Aligator Rock Swell Statistics, Autumn: Surf with Light or Offshore Winds
This image shows only the swells directed at Aligator Rock that coincided with light winds or offshore conditions through a typical northern hemisphere autumn and is based upon 7252 predictions, one every 3 hours. The direction of the spokes show where quality surf generating swell comes from. Five colours represent increasing wave sizes. Very small swells of less than 0.5m (1.5 feet) high are shown in blue. Green and yellow show increasing swell sizes and red represents the biggest swells, greater than >3m (>10ft). In both graphs, the area of any colour is proportional to how frequently that size swell was forecast.
The diagram suggests that the prevailing swell direction, shown by the longest spokes, was NNW, whereas the the prevailing wind blows from the E. The chart at the bottom shows the same thing but without direction information. For example, swells larger than 1.5 feet (0.5m) coincided with good wind conditions 48% of the time, equivalent to 44 days. Expect open water swells to exceed >3m (>10ft) 6% of the time (5 days). Taking into account the proportion of these swells that coincided with forecast offshore winds, and given the fact that Aligator Rock is exposed to open water swells, we think that that clean surf can be found at Aligator Rock about 48% of the time and that surf is messed up by onshore wind 11% of the time. This is means that we expect 54 days with waves in a typical northern hemisphere autumn, of which 44 days should be surfable.

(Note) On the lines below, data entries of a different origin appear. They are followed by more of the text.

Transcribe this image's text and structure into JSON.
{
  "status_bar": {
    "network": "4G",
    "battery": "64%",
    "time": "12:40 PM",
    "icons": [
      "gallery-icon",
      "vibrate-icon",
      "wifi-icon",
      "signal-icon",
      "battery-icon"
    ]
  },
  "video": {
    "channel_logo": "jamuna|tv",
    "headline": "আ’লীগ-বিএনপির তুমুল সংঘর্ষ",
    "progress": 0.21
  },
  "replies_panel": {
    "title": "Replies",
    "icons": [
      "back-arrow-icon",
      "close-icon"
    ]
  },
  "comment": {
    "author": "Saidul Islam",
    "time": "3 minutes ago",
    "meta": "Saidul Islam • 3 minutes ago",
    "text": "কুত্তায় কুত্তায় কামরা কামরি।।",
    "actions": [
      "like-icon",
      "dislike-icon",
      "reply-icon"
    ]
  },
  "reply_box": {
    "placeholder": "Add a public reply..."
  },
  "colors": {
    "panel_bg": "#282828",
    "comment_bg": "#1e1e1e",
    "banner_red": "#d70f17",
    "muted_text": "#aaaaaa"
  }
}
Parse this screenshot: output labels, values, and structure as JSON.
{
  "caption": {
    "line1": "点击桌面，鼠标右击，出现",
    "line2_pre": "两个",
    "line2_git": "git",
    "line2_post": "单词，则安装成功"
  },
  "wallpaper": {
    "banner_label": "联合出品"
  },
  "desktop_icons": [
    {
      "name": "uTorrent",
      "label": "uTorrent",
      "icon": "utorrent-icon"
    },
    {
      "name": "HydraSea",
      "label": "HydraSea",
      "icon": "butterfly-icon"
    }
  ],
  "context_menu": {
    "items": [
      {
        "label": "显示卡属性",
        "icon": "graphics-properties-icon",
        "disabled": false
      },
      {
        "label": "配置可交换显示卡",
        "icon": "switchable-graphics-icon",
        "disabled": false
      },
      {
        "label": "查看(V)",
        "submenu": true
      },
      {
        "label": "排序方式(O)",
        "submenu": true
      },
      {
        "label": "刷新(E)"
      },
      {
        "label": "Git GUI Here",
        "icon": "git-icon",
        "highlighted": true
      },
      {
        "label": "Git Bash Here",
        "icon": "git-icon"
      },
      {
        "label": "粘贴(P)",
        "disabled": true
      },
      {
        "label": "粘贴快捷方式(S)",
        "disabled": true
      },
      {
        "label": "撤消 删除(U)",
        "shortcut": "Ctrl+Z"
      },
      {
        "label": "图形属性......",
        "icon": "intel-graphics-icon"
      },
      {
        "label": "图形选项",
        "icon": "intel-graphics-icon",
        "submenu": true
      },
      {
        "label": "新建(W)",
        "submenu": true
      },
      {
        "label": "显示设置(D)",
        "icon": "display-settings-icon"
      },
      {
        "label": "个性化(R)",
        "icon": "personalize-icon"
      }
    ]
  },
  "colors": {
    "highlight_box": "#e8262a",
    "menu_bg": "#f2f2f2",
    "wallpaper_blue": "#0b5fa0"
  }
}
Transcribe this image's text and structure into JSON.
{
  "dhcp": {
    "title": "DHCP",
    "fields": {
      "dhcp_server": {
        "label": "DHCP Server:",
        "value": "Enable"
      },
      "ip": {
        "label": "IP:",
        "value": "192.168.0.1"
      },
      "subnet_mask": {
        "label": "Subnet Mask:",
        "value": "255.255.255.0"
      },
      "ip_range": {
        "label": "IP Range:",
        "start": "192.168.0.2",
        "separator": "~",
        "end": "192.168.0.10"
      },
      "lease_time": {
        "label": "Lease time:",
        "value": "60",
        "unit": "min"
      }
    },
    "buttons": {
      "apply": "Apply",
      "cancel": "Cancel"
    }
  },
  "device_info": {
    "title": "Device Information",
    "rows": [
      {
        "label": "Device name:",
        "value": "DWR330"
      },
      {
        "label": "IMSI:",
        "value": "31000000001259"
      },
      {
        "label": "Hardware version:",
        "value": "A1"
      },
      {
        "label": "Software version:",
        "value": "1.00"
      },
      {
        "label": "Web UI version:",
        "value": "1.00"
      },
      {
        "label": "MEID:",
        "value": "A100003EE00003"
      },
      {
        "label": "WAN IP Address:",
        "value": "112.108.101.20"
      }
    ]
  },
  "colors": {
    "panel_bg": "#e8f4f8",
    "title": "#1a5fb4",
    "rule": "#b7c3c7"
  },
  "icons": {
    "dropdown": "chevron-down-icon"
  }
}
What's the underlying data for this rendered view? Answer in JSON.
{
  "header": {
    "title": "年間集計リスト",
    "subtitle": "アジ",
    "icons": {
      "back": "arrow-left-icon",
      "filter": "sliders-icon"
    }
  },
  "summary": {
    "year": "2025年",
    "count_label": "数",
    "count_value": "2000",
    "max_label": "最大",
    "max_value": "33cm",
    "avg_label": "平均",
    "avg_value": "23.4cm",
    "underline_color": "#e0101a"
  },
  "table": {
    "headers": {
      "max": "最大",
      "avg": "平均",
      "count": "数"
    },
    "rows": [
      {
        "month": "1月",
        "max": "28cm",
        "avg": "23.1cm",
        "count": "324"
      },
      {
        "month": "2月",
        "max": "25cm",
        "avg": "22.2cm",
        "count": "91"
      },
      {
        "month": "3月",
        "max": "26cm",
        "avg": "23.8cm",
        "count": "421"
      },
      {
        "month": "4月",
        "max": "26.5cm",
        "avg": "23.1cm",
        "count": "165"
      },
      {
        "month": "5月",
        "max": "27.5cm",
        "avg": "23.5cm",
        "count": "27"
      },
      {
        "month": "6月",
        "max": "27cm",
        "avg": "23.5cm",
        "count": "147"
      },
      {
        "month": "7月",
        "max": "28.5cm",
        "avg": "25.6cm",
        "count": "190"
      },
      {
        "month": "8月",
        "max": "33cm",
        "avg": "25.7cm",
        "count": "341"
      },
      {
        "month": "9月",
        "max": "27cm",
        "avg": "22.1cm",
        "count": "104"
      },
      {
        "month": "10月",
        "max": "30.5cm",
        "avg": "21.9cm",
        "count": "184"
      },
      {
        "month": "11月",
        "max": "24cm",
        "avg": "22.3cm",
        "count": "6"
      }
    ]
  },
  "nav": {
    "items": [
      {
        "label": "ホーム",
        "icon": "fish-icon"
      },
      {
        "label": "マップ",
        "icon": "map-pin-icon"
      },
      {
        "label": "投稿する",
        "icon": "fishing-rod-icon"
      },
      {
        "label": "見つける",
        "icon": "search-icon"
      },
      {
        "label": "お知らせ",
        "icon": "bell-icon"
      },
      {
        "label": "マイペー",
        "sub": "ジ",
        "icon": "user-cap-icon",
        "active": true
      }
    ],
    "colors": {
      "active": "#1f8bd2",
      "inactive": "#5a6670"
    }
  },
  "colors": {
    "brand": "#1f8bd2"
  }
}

IMPORTANT: Beta version feature! Swell heights are open water values from NWW3. There is no attempt to model near-shore effects. Coastal wave heights will generally be less, especially if the break does not have unobstructed exposure to the open ocean.